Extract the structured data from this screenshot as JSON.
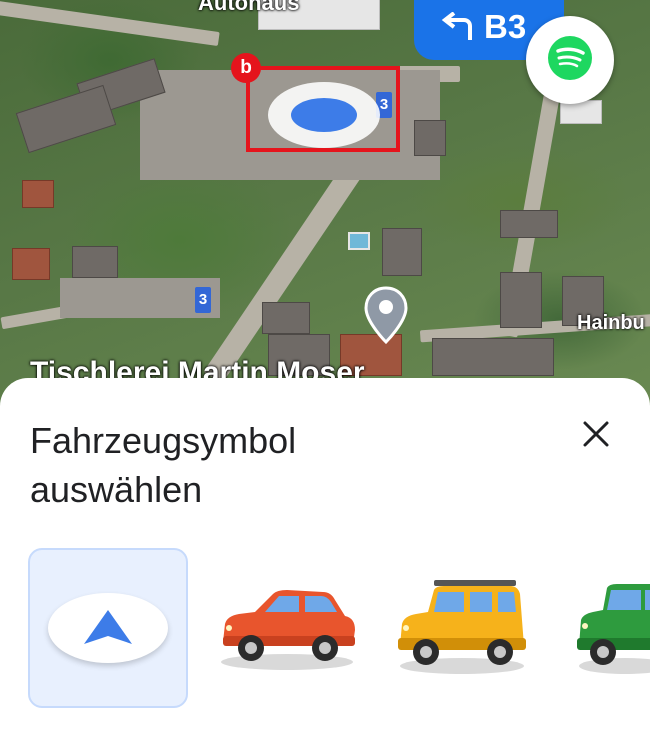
{
  "map": {
    "labels": {
      "autohaus": "Autohaus",
      "hainbu": "Hainbu",
      "tischlerei": "Tischlerei Martin Moser"
    },
    "route_shields": [
      "3",
      "3"
    ],
    "icons": {
      "position_marker": "navigation-position-icon",
      "destination_pin": "map-pin-icon"
    }
  },
  "navigation": {
    "turn_icon": "turn-left-arrow-icon",
    "road_name": "B3",
    "banner_color": "#1a73e8"
  },
  "spotify": {
    "icon": "spotify-icon",
    "color": "#1ed760"
  },
  "annotation": {
    "label": "b",
    "color": "#e5141c"
  },
  "vehicle_picker": {
    "title": "Fahrzeugsymbol auswählen",
    "close_icon": "close-icon",
    "options": [
      {
        "icon": "navigation-arrow-icon",
        "selected": true,
        "color": "#1a73e8"
      },
      {
        "icon": "red-car-icon",
        "selected": false,
        "color": "#e8552d"
      },
      {
        "icon": "yellow-suv-icon",
        "selected": false,
        "color": "#f6b21b"
      },
      {
        "icon": "green-jeep-icon",
        "selected": false,
        "color": "#2e9b3e"
      }
    ]
  }
}
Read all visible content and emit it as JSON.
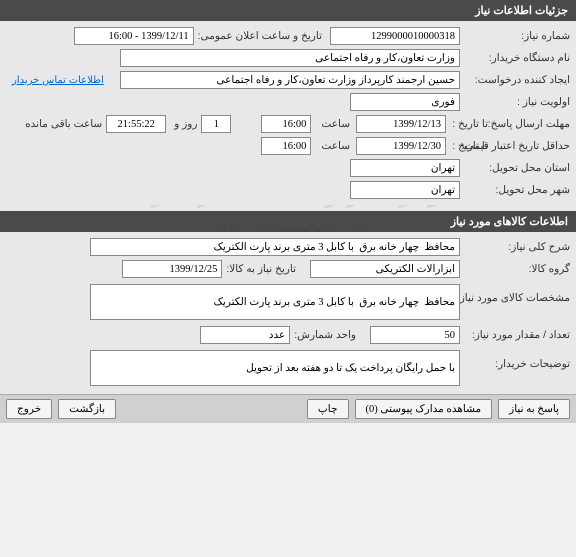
{
  "need_info": {
    "title": "جزئیات اطلاعات نیاز",
    "need_number_label": "شماره نیاز:",
    "need_number": "1299000010000318",
    "announce_label": "تاریخ و ساعت اعلان عمومی:",
    "announce_value": "1399/12/11 - 16:00",
    "buyer_org_label": "نام دستگاه خریدار:",
    "buyer_org": "وزارت تعاون،کار و رفاه اجتماعی",
    "requester_label": "ایجاد کننده درخواست:",
    "requester": "حسین ارجمند کارپرداز وزارت تعاون،کار و رفاه اجتماعی",
    "contact_link": "اطلاعات تماس خریدار",
    "priority_label": "اولویت نیاز :",
    "priority": "فوری",
    "deadline_label": "مهلت ارسال پاسخ:",
    "to_date_label": "تا تاریخ :",
    "deadline_date": "1399/12/13",
    "time_label": "ساعت",
    "deadline_time": "16:00",
    "days_field": "1",
    "days_label": "روز و",
    "countdown": "21:55:22",
    "remaining_label": "ساعت باقی مانده",
    "min_validity_label": "حداقل تاریخ اعتبار قیمت:",
    "min_validity_date": "1399/12/30",
    "min_validity_time": "16:00",
    "delivery_province_label": "استان محل تحویل:",
    "delivery_province": "تهران",
    "delivery_city_label": "شهر محل تحویل:",
    "delivery_city": "تهران"
  },
  "goods_info": {
    "title": "اطلاعات کالاهای مورد نیاز",
    "need_desc_label": "شرح کلی نیاز:",
    "need_desc": "محافظ  چهار خانه برق  با کابل 3 متری برند پارت الکتریک",
    "goods_group_label": "گروه کالا:",
    "goods_group": "ابزارآلات الکتریکی",
    "need_date_label": "تاریخ نیاز به کالا:",
    "need_date": "1399/12/25",
    "goods_spec_label": "مشخصات کالای مورد نیاز:",
    "goods_spec": "محافظ  چهار خانه برق  با کابل 3 متری برند پارت الکتریک",
    "qty_label": "تعداد / مقدار مورد نیاز:",
    "qty": "50",
    "unit_label": "واحد شمارش:",
    "unit": "عدد",
    "buyer_notes_label": "توضیحات خریدار:",
    "buyer_notes": "با حمل رایگان پرداخت یک تا دو هفته بعد از تحویل"
  },
  "buttons": {
    "respond": "پاسخ به نیاز",
    "attachments": "مشاهده مدارک پیوستی (0)",
    "print": "چاپ",
    "back": "بازگشت",
    "exit": "خروج"
  },
  "watermark": {
    "line1": "مرکز آمار و اطلاعات راهبردی",
    "line2": "۰۲۱-۸۸۳۴۹۶۷۰-۵"
  }
}
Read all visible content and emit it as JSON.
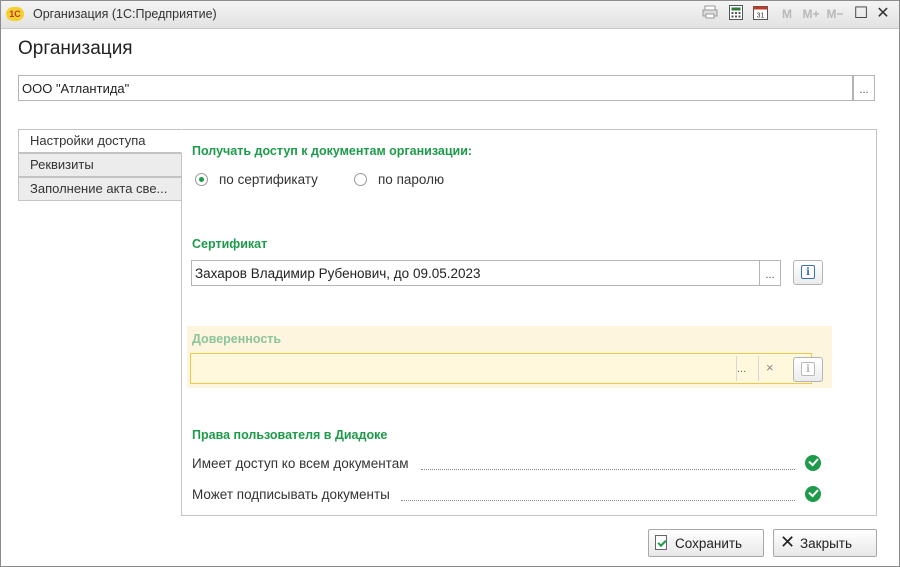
{
  "window": {
    "title": "Организация (1С:Предприятие)",
    "logo_text": "1С",
    "toolbar": {
      "m": "M",
      "m_plus": "M+",
      "m_minus": "M−",
      "maximize": "☐",
      "close": "✕",
      "calendar_day": "31"
    }
  },
  "header": {
    "title": "Организация",
    "organization_value": "ООО \"Атлантида\"",
    "select_label": "..."
  },
  "tabs": [
    {
      "label": "Настройки доступа",
      "active": true
    },
    {
      "label": "Реквизиты",
      "active": false
    },
    {
      "label": "Заполнение акта све...",
      "active": false
    }
  ],
  "access": {
    "heading": "Получать доступ к документам организации:",
    "options": [
      {
        "label": "по сертификату",
        "checked": true
      },
      {
        "label": "по паролю",
        "checked": false
      }
    ]
  },
  "certificate": {
    "heading": "Сертификат",
    "value": "Захаров Владимир Рубенович, до 09.05.2023",
    "select_label": "...",
    "info_label": "i"
  },
  "proxy": {
    "heading": "Доверенность",
    "value": "",
    "select_label": "...",
    "clear_label": "×",
    "info_label": "i"
  },
  "rights": {
    "heading": "Права пользователя в Диадоке",
    "items": [
      {
        "label": "Имеет доступ ко всем документам",
        "granted": true
      },
      {
        "label": "Может подписывать документы",
        "granted": true
      }
    ]
  },
  "footer": {
    "save_label": "Сохранить",
    "close_label": "Закрыть"
  },
  "colors": {
    "accent_green": "#1d9b4a",
    "highlight_yellow": "#fdf5de",
    "info_blue": "#3b6fb6"
  }
}
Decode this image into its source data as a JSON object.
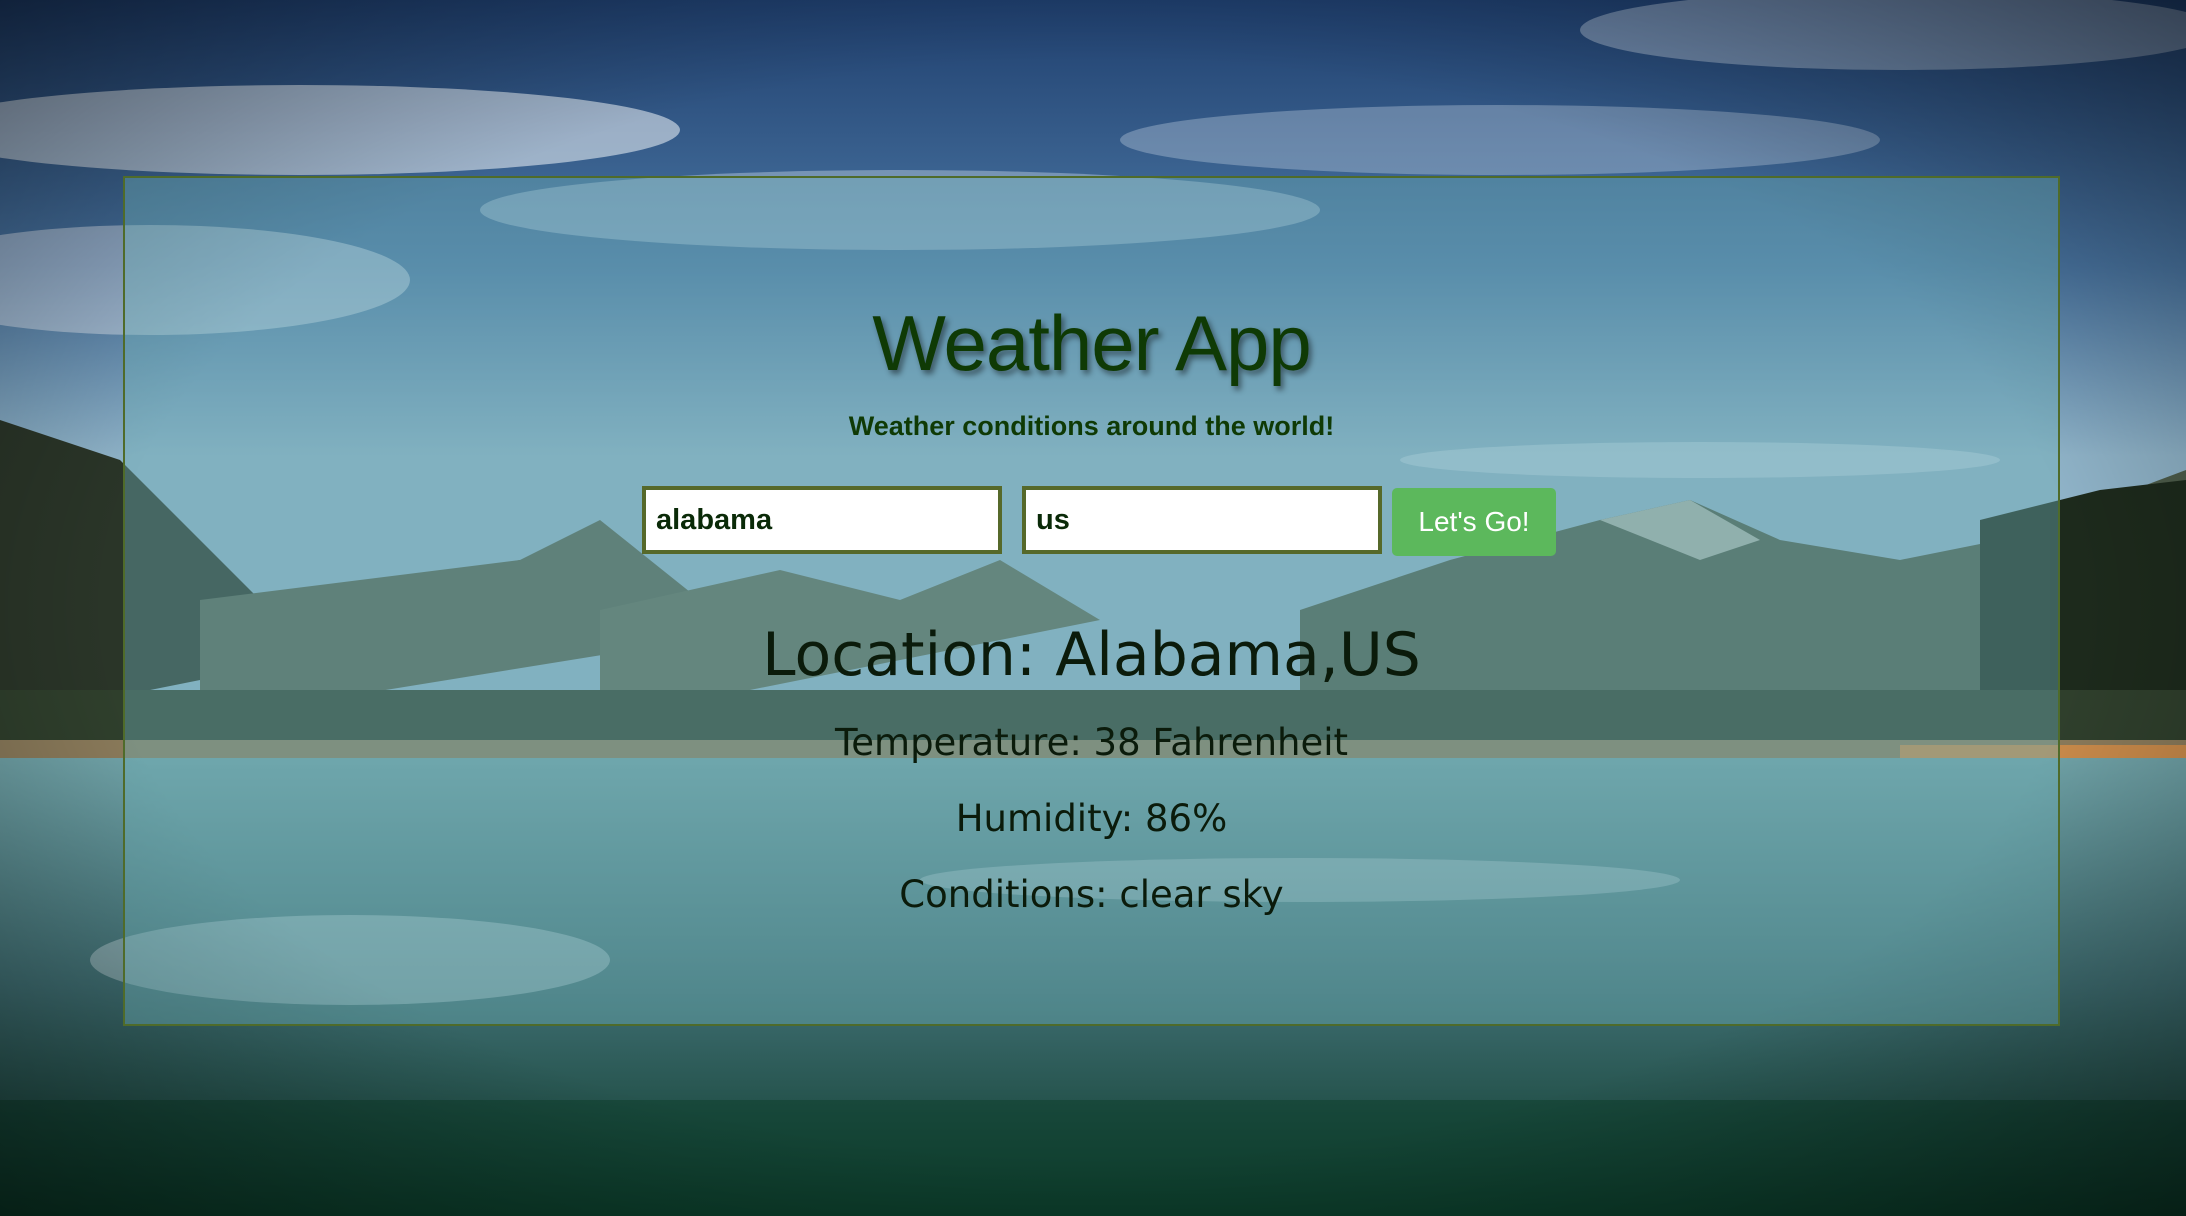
{
  "app": {
    "title": "Weather App",
    "subtitle": "Weather conditions around the world!"
  },
  "form": {
    "city_value": "alabama",
    "country_value": "us",
    "submit_label": "Let's Go!"
  },
  "result": {
    "location": "Location: Alabama,US",
    "temperature": "Temperature: 38 Fahrenheit",
    "humidity": "Humidity: 86%",
    "conditions": "Conditions: clear sky"
  },
  "colors": {
    "title": "#0f3a05",
    "button": "#5cb85c",
    "field_border": "#56692a",
    "panel_border": "#4f6b2a"
  }
}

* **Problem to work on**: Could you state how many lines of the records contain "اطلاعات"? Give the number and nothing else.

* **Output for this exercise**: 4